Title: Engelstrompeten & Teufelsposaunen
Genre: Electro Pop
Release Date: 20th November 2020
Germany’s WELLE:ERDBALL inhabit a fairly unique environment. Existing in a universe all of their own making, albums and songs are “broadcasts”, everything is released as “a wave”, visually, things are borrowed from the 1920s, the 1950s, there’s a sense of nostalgia for a jumbled up time that never really existed, when people huddled around their radio sets but then went off to play on early, basic computers. And there’s the key to their sound - largely composed on primitive Commodore 64 computers, the sounds are instantly recognisable and again tap in to some vague nostalgia we have for this era, when technology seemed so exciting and other-worldly. That the concept has been running for so long (since the early 90s) illustrates the fondness for this collective reminiscing, so the question really is, why change it now? Why take a 40-piece orchestra to play some of your best songs, expanding the plinky-plonk charm of your primitive computer created soundscapes into something so much more expansive and entirely different. Could it work? Does it work?
Surprisingly it does. Elasto-plasting an orchestra onto an album has been done countlessly over the decades by everyone from DEEP PURPLE and METALLICA to VNV NATION. The results vary wildly, can be career-saving and intriguing, excruciating, or simply good at exposing the gulf between the two musical worlds on offer. On ‘Engelstrompeten & Teufelsposaunen’ (that’s ‘Angel’s Trumpets & Devil’s Trumpets’ to the non-German speakers out there) the use of classical arrangements and instruments somehow seems to enhance the early eighties feel and computer-generated origins of the songs on offer, and instead of swamping them, coaxes a certain amount of warmth and drama from them will still retaining that essential electronic coldness.

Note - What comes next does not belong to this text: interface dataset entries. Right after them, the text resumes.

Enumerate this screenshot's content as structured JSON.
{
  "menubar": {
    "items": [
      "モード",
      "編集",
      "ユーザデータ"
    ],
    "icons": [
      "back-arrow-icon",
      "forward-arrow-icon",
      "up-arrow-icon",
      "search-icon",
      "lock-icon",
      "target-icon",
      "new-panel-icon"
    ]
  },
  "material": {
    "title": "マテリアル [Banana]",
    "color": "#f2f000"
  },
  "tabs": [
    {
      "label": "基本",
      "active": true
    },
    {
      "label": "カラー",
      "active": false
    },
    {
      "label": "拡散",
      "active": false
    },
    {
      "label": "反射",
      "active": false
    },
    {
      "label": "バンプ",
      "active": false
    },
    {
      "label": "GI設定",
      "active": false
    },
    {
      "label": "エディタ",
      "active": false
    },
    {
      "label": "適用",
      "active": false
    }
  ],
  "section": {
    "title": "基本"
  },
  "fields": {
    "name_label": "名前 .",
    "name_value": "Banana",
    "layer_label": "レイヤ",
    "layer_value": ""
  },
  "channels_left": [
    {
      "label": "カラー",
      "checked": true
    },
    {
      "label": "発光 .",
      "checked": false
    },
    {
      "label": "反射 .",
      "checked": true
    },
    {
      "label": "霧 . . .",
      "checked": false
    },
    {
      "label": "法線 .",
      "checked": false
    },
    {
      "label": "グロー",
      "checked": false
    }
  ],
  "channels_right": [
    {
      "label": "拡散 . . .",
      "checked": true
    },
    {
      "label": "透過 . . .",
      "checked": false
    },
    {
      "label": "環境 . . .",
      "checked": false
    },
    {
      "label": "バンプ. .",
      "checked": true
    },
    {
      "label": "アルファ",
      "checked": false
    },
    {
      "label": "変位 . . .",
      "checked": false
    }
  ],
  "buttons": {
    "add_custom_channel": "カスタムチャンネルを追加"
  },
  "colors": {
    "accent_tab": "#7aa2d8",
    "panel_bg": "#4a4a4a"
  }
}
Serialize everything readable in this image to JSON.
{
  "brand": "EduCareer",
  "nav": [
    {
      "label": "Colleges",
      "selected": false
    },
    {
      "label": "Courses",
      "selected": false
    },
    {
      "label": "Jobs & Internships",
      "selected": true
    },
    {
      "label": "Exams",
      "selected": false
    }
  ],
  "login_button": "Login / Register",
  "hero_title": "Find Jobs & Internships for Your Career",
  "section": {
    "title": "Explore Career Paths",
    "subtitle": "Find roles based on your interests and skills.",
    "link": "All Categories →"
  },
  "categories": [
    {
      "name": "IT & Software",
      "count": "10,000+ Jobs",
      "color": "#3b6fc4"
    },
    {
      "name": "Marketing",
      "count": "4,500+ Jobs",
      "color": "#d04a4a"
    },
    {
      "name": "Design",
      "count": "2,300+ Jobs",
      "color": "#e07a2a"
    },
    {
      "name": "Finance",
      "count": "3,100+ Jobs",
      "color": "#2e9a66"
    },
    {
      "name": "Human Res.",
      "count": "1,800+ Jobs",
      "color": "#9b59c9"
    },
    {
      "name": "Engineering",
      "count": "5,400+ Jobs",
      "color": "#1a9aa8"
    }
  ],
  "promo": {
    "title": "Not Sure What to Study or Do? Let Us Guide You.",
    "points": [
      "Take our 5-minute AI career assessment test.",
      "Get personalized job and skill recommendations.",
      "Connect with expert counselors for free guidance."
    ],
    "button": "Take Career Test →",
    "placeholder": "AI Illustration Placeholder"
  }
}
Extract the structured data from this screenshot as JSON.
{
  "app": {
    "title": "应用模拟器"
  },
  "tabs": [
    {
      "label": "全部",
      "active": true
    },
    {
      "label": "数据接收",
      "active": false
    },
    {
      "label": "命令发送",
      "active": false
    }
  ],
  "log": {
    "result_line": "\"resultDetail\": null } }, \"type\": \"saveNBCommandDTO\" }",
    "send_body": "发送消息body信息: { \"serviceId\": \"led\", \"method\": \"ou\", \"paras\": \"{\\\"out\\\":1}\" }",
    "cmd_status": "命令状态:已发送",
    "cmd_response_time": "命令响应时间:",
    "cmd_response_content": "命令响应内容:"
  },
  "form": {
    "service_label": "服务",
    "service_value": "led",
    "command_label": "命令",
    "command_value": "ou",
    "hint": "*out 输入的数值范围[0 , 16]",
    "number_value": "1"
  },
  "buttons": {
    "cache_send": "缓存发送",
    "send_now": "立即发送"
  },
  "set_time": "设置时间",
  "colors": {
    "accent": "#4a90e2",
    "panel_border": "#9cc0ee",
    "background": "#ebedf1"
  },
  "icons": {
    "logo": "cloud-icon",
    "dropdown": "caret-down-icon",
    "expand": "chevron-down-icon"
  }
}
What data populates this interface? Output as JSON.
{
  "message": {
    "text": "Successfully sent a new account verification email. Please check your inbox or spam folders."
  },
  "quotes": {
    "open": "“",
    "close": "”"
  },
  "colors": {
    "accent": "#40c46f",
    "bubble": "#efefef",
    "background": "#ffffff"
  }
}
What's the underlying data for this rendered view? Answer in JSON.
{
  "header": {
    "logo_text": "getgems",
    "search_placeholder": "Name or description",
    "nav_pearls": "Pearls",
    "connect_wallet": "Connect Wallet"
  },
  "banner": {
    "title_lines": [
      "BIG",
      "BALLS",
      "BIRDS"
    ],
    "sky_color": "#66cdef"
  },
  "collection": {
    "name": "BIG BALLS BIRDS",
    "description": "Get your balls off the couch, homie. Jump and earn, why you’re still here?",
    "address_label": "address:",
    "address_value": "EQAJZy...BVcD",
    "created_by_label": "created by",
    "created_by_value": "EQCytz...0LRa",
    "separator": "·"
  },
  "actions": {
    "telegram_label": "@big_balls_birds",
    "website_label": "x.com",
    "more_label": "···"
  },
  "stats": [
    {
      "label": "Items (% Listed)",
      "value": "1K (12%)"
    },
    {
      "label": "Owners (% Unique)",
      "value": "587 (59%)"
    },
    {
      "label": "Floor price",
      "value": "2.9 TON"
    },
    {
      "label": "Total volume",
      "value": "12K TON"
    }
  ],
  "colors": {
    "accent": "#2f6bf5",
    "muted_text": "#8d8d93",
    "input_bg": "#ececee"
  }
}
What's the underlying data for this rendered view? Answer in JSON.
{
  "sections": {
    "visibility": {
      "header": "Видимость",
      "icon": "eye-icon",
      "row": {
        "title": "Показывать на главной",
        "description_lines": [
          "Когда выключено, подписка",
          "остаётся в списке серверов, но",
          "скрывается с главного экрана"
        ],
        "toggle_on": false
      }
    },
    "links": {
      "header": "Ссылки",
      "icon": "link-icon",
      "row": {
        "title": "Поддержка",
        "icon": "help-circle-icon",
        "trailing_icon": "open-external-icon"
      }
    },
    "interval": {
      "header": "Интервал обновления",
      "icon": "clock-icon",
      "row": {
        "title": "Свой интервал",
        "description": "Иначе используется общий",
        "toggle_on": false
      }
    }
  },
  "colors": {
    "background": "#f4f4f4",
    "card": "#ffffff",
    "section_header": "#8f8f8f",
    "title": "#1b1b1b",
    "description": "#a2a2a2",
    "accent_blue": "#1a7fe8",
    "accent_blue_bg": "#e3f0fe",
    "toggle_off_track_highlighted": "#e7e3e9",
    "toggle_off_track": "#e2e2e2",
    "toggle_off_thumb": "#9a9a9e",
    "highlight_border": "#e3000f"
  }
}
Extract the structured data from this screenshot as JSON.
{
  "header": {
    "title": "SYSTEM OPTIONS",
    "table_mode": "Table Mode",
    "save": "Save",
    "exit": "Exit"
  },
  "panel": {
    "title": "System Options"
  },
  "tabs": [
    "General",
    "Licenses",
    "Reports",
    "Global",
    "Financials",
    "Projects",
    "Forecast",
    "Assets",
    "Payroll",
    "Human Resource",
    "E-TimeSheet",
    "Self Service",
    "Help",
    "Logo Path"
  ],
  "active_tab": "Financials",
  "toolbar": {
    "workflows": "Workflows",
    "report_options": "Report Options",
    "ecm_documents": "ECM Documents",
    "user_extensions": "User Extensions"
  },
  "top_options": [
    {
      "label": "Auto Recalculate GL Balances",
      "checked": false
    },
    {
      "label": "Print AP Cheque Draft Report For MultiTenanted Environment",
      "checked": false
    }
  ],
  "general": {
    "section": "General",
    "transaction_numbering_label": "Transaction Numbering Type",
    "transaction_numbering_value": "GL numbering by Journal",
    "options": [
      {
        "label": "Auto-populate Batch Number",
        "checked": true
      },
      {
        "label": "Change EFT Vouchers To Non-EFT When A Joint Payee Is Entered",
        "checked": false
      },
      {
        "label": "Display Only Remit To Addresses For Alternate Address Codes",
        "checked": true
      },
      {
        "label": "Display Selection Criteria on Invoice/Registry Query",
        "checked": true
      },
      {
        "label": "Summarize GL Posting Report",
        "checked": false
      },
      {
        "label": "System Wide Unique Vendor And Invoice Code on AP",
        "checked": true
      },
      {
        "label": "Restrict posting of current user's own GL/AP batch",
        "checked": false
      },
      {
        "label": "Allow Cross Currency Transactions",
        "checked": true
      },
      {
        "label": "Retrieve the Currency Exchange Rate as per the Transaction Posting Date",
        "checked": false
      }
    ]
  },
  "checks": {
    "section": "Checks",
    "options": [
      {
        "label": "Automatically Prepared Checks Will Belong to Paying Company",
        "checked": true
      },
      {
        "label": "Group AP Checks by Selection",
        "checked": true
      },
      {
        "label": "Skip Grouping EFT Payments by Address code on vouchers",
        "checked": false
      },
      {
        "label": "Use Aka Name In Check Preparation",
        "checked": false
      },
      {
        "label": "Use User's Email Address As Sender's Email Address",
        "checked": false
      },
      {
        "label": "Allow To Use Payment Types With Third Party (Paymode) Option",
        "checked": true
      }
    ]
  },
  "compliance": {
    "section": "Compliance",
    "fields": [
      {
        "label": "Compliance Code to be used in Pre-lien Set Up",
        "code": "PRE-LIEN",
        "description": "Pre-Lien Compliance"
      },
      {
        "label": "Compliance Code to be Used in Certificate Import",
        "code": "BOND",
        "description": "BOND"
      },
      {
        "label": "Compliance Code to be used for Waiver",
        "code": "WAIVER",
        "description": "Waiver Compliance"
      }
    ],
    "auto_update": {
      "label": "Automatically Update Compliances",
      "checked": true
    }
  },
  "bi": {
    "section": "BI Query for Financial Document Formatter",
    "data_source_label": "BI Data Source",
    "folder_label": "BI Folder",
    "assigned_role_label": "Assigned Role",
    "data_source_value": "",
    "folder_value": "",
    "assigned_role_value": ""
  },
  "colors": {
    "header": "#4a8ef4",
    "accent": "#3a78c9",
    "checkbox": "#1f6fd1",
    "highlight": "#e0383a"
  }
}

There’s a sense of grandiosity and anticipation from the off, and if you can forgive the vocals, which occasionally stray in their generosity towards tunefulness, much to be gained from the pseudo-military pomp of ‘VW-Käfer’ or when the female voices kick-in during ‘Mumien Im Autokino’. On the whole, the less is more approach of the orchestra works well, seeking not to drown the songs but work with them, supporting rather than leading - the subdued ‘Nur In Meinem Traum’ for example, or on the frantic desperation of ‘Starfighter F-104K’. There’s plenty of energy in the relentless urgency of ‘Ich Bin Nicht Von Dieser Welt’ or ‘Arbeit Adelt’ and the whole experiment and concept signs off with the fitting ‘Die Computer Verlassen Diese Welt’ “Over and out” says a robotic voice to send us all off on our merry way, and there’s a feeling WELLE:ERDBALL will be milking this orchestral show for quite some time to come. And why not. If it works, it works.
They may not be the first to add classical instruments to enhance an idea, concept, or career, but they’ve certainly used the opportunity wisely and created a new addition to their strange universe, where radios and computers walk chip in hand together with pop and classical, synth and orchestra. Definite not ‘Game Over’.
03. Mumien Im Autokino
04. Deine Augen
05. Nur In Meinem Traum
06. Gib Mir Mein Gefühl Zurück
07. Starfighter F-104K
08. 1000 Engel
09. Ich Bin Nicht Von Dieser Welt
10. Das Muss Liebe Sein
11. Arbeit Adelt
12. Die Computer Verlassen Diese Welt
Hannes “Honey” Malecki - Lyrics, Vocals
Miss Moonlight - Percussion, Vocals
M.A. Peel - Percussion, Vocals
cOzmo - Music, Programming
https://www.welle-erdball.info / https://www.facebook.com/WelleErdball
Total: 8 / 10